'''
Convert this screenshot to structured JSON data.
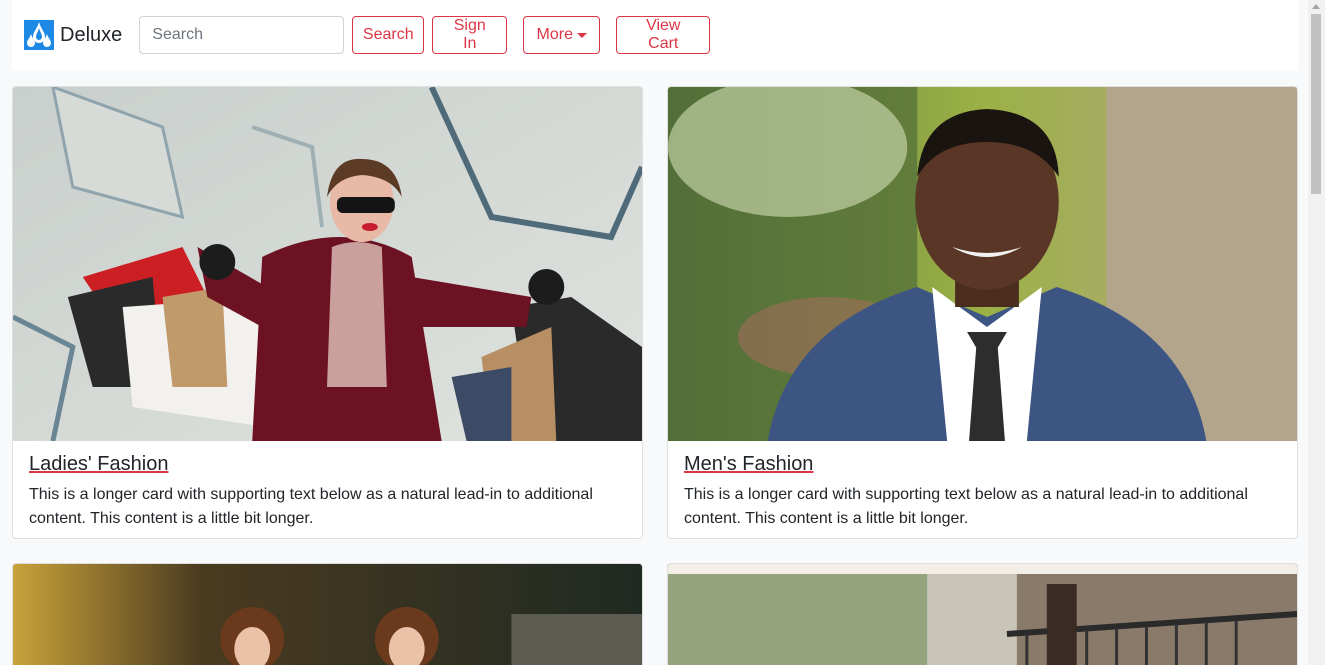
{
  "navbar": {
    "brand": "Deluxe",
    "search_placeholder": "Search",
    "search_button": "Search",
    "signin_button": "Sign In",
    "more_button": "More",
    "cart_button": "View Cart"
  },
  "cards": [
    {
      "title": "Ladies' Fashion",
      "text": "This is a longer card with supporting text below as a natural lead-in to additional content. This content is a little bit longer."
    },
    {
      "title": "Men's Fashion",
      "text": "This is a longer card with supporting text below as a natural lead-in to additional content. This content is a little bit longer."
    }
  ],
  "colors": {
    "accent": "#dc3545",
    "logo": "#1e88e5",
    "background": "#f8f9fa"
  }
}
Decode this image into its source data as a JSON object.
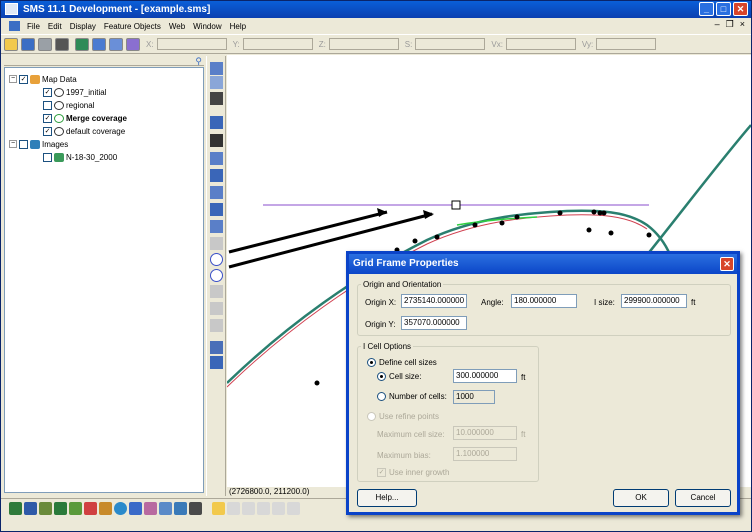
{
  "window": {
    "title": "SMS 11.1 Development - [example.sms]"
  },
  "menu": [
    "File",
    "Edit",
    "Display",
    "Feature Objects",
    "Web",
    "Window",
    "Help"
  ],
  "toolbar": {
    "coord_labels": [
      "X:",
      "Y:",
      "Z:",
      "S:",
      "Vx:",
      "Vy:"
    ]
  },
  "tree": {
    "root": "Map Data",
    "coverages": [
      "1997_initial",
      "regional",
      "Merge coverage",
      "default coverage"
    ],
    "images": "Images",
    "image_items": [
      "N-18-30_2000"
    ]
  },
  "status": {
    "coords": "(2726800.0, 211200.0)"
  },
  "dialog": {
    "title": "Grid Frame Properties",
    "origin_group": "Origin and Orientation",
    "origin_x_label": "Origin X:",
    "origin_x_value": "2735140.000000",
    "origin_y_label": "Origin Y:",
    "origin_y_value": "357070.000000",
    "angle_label": "Angle:",
    "angle_value": "180.000000",
    "isize_label": "I size:",
    "isize_value": "299900.000000",
    "isize_unit": "ft",
    "icell_group": "I Cell Options",
    "define_cell_sizes": "Define cell sizes",
    "cell_size_label": "Cell size:",
    "cell_size_value": "300.000000",
    "cell_size_unit": "ft",
    "num_cells_label": "Number of cells:",
    "num_cells_value": "1000",
    "use_refine_points": "Use refine points",
    "max_cell_size_label": "Maximum cell size:",
    "max_cell_size_value": "10.000000",
    "max_cell_size_unit": "ft",
    "max_bias_label": "Maximum bias:",
    "max_bias_value": "1.100000",
    "use_inner_growth": "Use inner growth",
    "help_button": "Help...",
    "ok_button": "OK",
    "cancel_button": "Cancel"
  }
}
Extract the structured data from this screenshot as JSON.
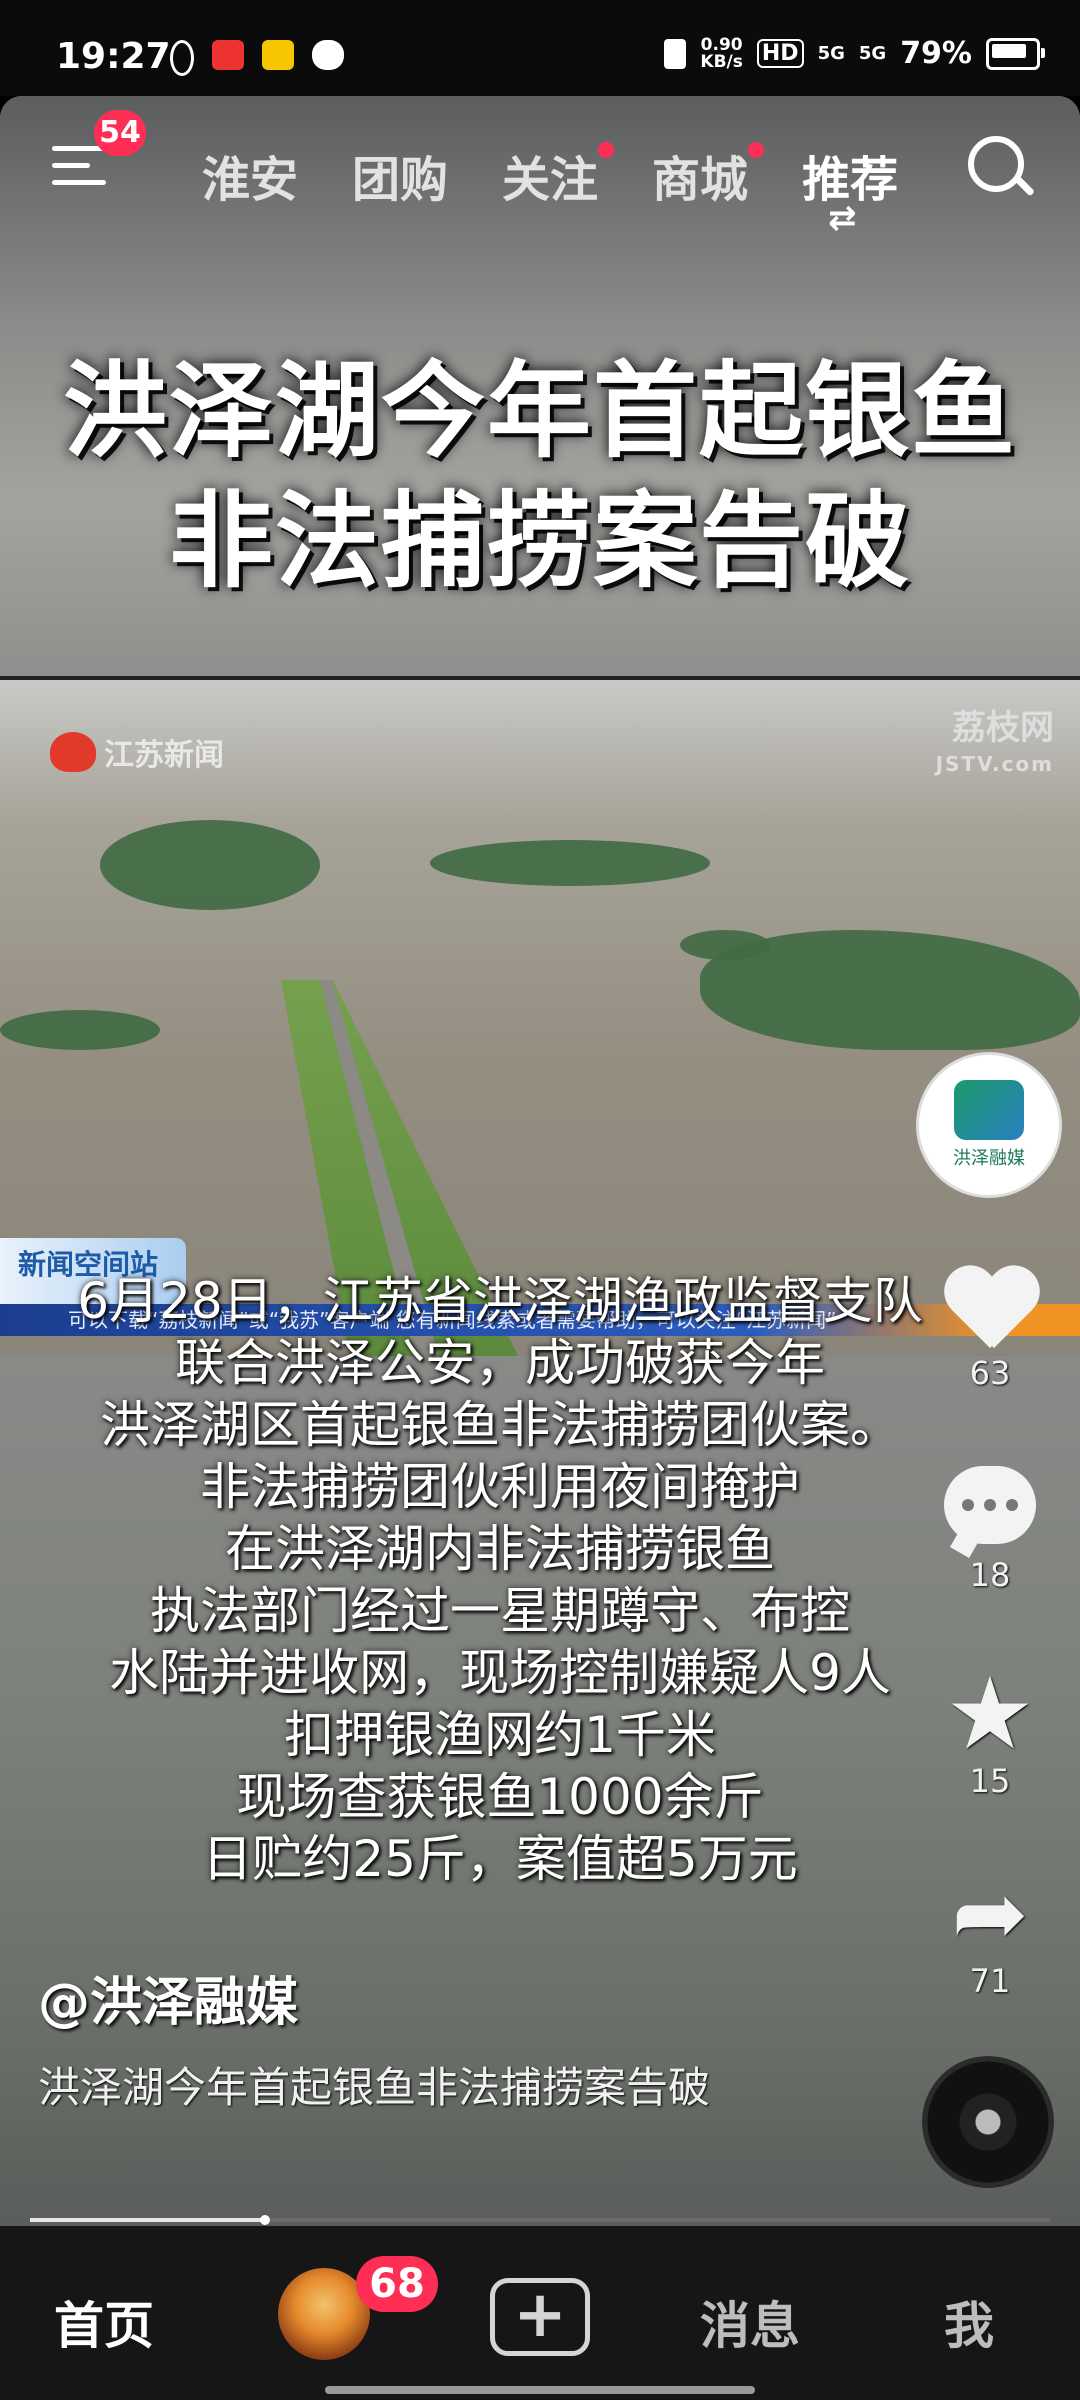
{
  "status_bar": {
    "time": "19:27",
    "net_speed_value": "0.90",
    "net_speed_unit": "KB/s",
    "hd_label": "HD",
    "signal1": "5G",
    "signal2": "5G",
    "battery": "79%"
  },
  "top_nav": {
    "menu_badge": "54",
    "tabs": [
      {
        "label": "淮安"
      },
      {
        "label": "团购"
      },
      {
        "label": "关注"
      },
      {
        "label": "商城"
      },
      {
        "label": "推荐"
      }
    ]
  },
  "video": {
    "headline_line1": "洪泽湖今年首起银鱼",
    "headline_line2": "非法捕捞案告破",
    "news_logo_left": "江苏新闻",
    "news_logo_right": "荔枝网",
    "news_logo_right_sub": "JSTV.com",
    "news_station": "新闻空间站",
    "ticker": "可以下载“荔枝新闻”或“我苏”客户端    您有新闻线索或者需要帮助，可以关注“江苏新闻”",
    "caption_lines": [
      "6月28日，江苏省洪泽湖渔政监督支队",
      "联合洪泽公安，成功破获今年",
      "洪泽湖区首起银鱼非法捕捞团伙案。",
      "非法捕捞团伙利用夜间掩护",
      "在洪泽湖内非法捕捞银鱼",
      "执法部门经过一星期蹲守、布控",
      "水陆并进收网，现场控制嫌疑人9人",
      "扣押银渔网约1千米",
      "现场查获银鱼1000余斤",
      "日贮约25斤，案值超5万元"
    ],
    "author": "@洪泽融媒",
    "title": "洪泽湖今年首起银鱼非法捕捞案告破",
    "progress": 0.23
  },
  "right_rail": {
    "avatar_text": "洪泽融媒",
    "likes": "63",
    "comments": "18",
    "favorites": "15",
    "shares": "71"
  },
  "bottom_nav": {
    "home": "首页",
    "badge": "68",
    "plus": "+",
    "messages": "消息",
    "me": "我"
  }
}
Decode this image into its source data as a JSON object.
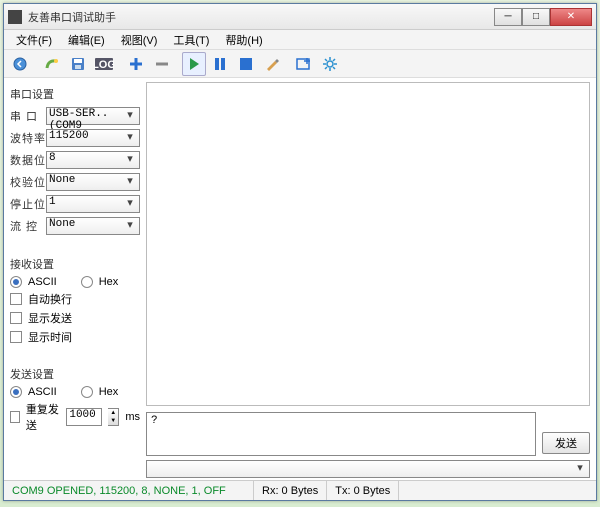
{
  "titlebar": {
    "title": "友善串口调试助手"
  },
  "menu": {
    "file": "文件(F)",
    "edit": "编辑(E)",
    "view": "视图(V)",
    "tool": "工具(T)",
    "help": "帮助(H)"
  },
  "serial": {
    "title": "串口设置",
    "port_label": "串  口",
    "port_value": "USB-SER..(COM9",
    "baud_label": "波特率",
    "baud_value": "115200",
    "databits_label": "数据位",
    "databits_value": "8",
    "parity_label": "校验位",
    "parity_value": "None",
    "stopbits_label": "停止位",
    "stopbits_value": "1",
    "flow_label": "流  控",
    "flow_value": "None"
  },
  "recv": {
    "title": "接收设置",
    "ascii": "ASCII",
    "hex": "Hex",
    "wrap": "自动换行",
    "show_send": "显示发送",
    "show_time": "显示时间"
  },
  "send": {
    "title": "发送设置",
    "ascii": "ASCII",
    "hex": "Hex",
    "repeat": "重复发送",
    "interval": "1000",
    "unit": "ms"
  },
  "tx_text": "?",
  "send_btn": "发送",
  "status": {
    "conn": "COM9 OPENED, 115200, 8, NONE, 1, OFF",
    "rx": "Rx: 0 Bytes",
    "tx": "Tx: 0 Bytes"
  }
}
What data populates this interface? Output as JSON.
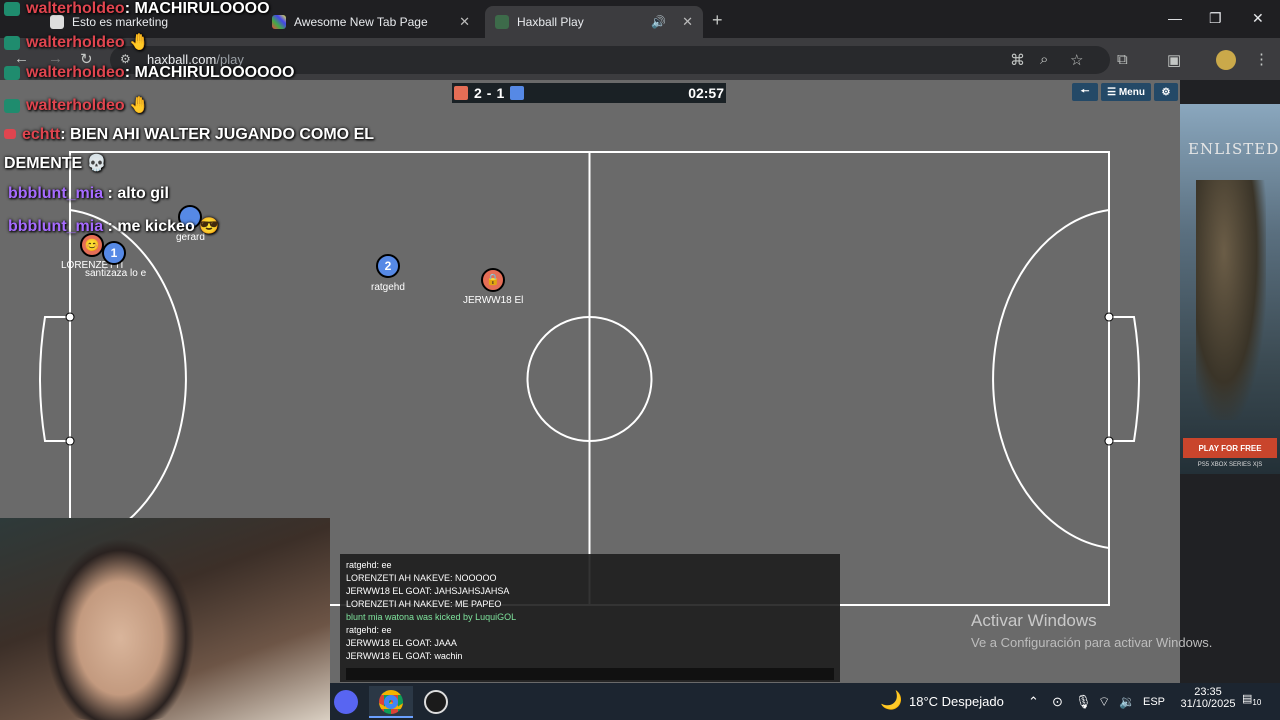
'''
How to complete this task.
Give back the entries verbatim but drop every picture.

Solution below.
Convert this screenshot to structured JSON data.
{
  "navbar": {
    "brand": "Deluxe",
    "search_placeholder": "Search",
    "search_button": "Search",
    "signin_button": "Sign In",
    "more_button": "More",
    "cart_button": "View Cart"
  },
  "cards": [
    {
      "title": "Ladies' Fashion",
      "text": "This is a longer card with supporting text below as a natural lead-in to additional content. This content is a little bit longer."
    },
    {
      "title": "Men's Fashion",
      "text": "This is a longer card with supporting text below as a natural lead-in to additional content. This content is a little bit longer."
    }
  ],
  "colors": {
    "accent": "#dc3545",
    "logo": "#1e88e5",
    "background": "#f8f9fa"
  }
}
Decode this image into its source data as a JSON object.
{
  "window": {
    "title": "SMS 11.1 Development - [example.sms]"
  },
  "menu": [
    "File",
    "Edit",
    "Display",
    "Feature Objects",
    "Web",
    "Window",
    "Help"
  ],
  "toolbar": {
    "coord_labels": [
      "X:",
      "Y:",
      "Z:",
      "S:",
      "Vx:",
      "Vy:"
    ]
  },
  "tree": {
    "root": "Map Data",
    "coverages": [
      "1997_initial",
      "regional",
      "Merge coverage",
      "default coverage"
    ],
    "images": "Images",
    "image_items": [
      "N-18-30_2000"
    ]
  },
  "status": {
    "coords": "(2726800.0, 211200.0)"
  },
  "dialog": {
    "title": "Grid Frame Properties",
    "origin_group": "Origin and Orientation",
    "origin_x_label": "Origin X:",
    "origin_x_value": "2735140.000000",
    "origin_y_label": "Origin Y:",
    "origin_y_value": "357070.000000",
    "angle_label": "Angle:",
    "angle_value": "180.000000",
    "isize_label": "I size:",
    "isize_value": "299900.000000",
    "isize_unit": "ft",
    "icell_group": "I Cell Options",
    "define_cell_sizes": "Define cell sizes",
    "cell_size_label": "Cell size:",
    "cell_size_value": "300.000000",
    "cell_size_unit": "ft",
    "num_cells_label": "Number of cells:",
    "num_cells_value": "1000",
    "use_refine_points": "Use refine points",
    "max_cell_size_label": "Maximum cell size:",
    "max_cell_size_value": "10.000000",
    "max_cell_size_unit": "ft",
    "max_bias_label": "Maximum bias:",
    "max_bias_value": "1.100000",
    "use_inner_growth": "Use inner growth",
    "help_button": "Help...",
    "ok_button": "OK",
    "cancel_button": "Cancel"
  }
}
Extract the structured data from this screenshot as JSON.
{
  "status_bar": {
    "time": "19:27",
    "net_speed_value": "0.90",
    "net_speed_unit": "KB/s",
    "hd_label": "HD",
    "signal1": "5G",
    "signal2": "5G",
    "battery": "79%"
  },
  "top_nav": {
    "menu_badge": "54",
    "tabs": [
      {
        "label": "淮安"
      },
      {
        "label": "团购"
      },
      {
        "label": "关注"
      },
      {
        "label": "商城"
      },
      {
        "label": "推荐"
      }
    ]
  },
  "video": {
    "headline_line1": "洪泽湖今年首起银鱼",
    "headline_line2": "非法捕捞案告破",
    "news_logo_left": "江苏新闻",
    "news_logo_right": "荔枝网",
    "news_logo_right_sub": "JSTV.com",
    "news_station": "新闻空间站",
    "ticker": "可以下载“荔枝新闻”或“我苏”客户端    您有新闻线索或者需要帮助，可以关注“江苏新闻”",
    "caption_lines": [
      "6月28日，江苏省洪泽湖渔政监督支队",
      "联合洪泽公安，成功破获今年",
      "洪泽湖区首起银鱼非法捕捞团伙案。",
      "非法捕捞团伙利用夜间掩护",
      "在洪泽湖内非法捕捞银鱼",
      "执法部门经过一星期蹲守、布控",
      "水陆并进收网，现场控制嫌疑人9人",
      "扣押银渔网约1千米",
      "现场查获银鱼1000余斤",
      "日贮约25斤，案值超5万元"
    ],
    "author": "@洪泽融媒",
    "title": "洪泽湖今年首起银鱼非法捕捞案告破",
    "progress": 0.23
  },
  "right_rail": {
    "avatar_text": "洪泽融媒",
    "likes": "63",
    "comments": "18",
    "favorites": "15",
    "shares": "71"
  },
  "bottom_nav": {
    "home": "首页",
    "badge": "68",
    "plus": "+",
    "messages": "消息",
    "me": "我"
  }
}
Decode this image into its source data as a JSON object.
{
  "titlebar": {
    "title": "友善串口调试助手"
  },
  "menu": {
    "file": "文件(F)",
    "edit": "编辑(E)",
    "view": "视图(V)",
    "tool": "工具(T)",
    "help": "帮助(H)"
  },
  "serial": {
    "title": "串口设置",
    "port_label": "串  口",
    "port_value": "USB-SER..(COM9",
    "baud_label": "波特率",
    "baud_value": "115200",
    "databits_label": "数据位",
    "databits_value": "8",
    "parity_label": "校验位",
    "parity_value": "None",
    "stopbits_label": "停止位",
    "stopbits_value": "1",
    "flow_label": "流  控",
    "flow_value": "None"
  },
  "recv": {
    "title": "接收设置",
    "ascii": "ASCII",
    "hex": "Hex",
    "wrap": "自动换行",
    "show_send": "显示发送",
    "show_time": "显示时间"
  },
  "send": {
    "title": "发送设置",
    "ascii": "ASCII",
    "hex": "Hex",
    "repeat": "重复发送",
    "interval": "1000",
    "unit": "ms"
  },
  "tx_text": "?",
  "send_btn": "发送",
  "status": {
    "conn": "COM9 OPENED, 115200, 8, NONE, 1, OFF",
    "rx": "Rx: 0 Bytes",
    "tx": "Tx: 0 Bytes"
  }
}
What data populates this interface? Output as JSON.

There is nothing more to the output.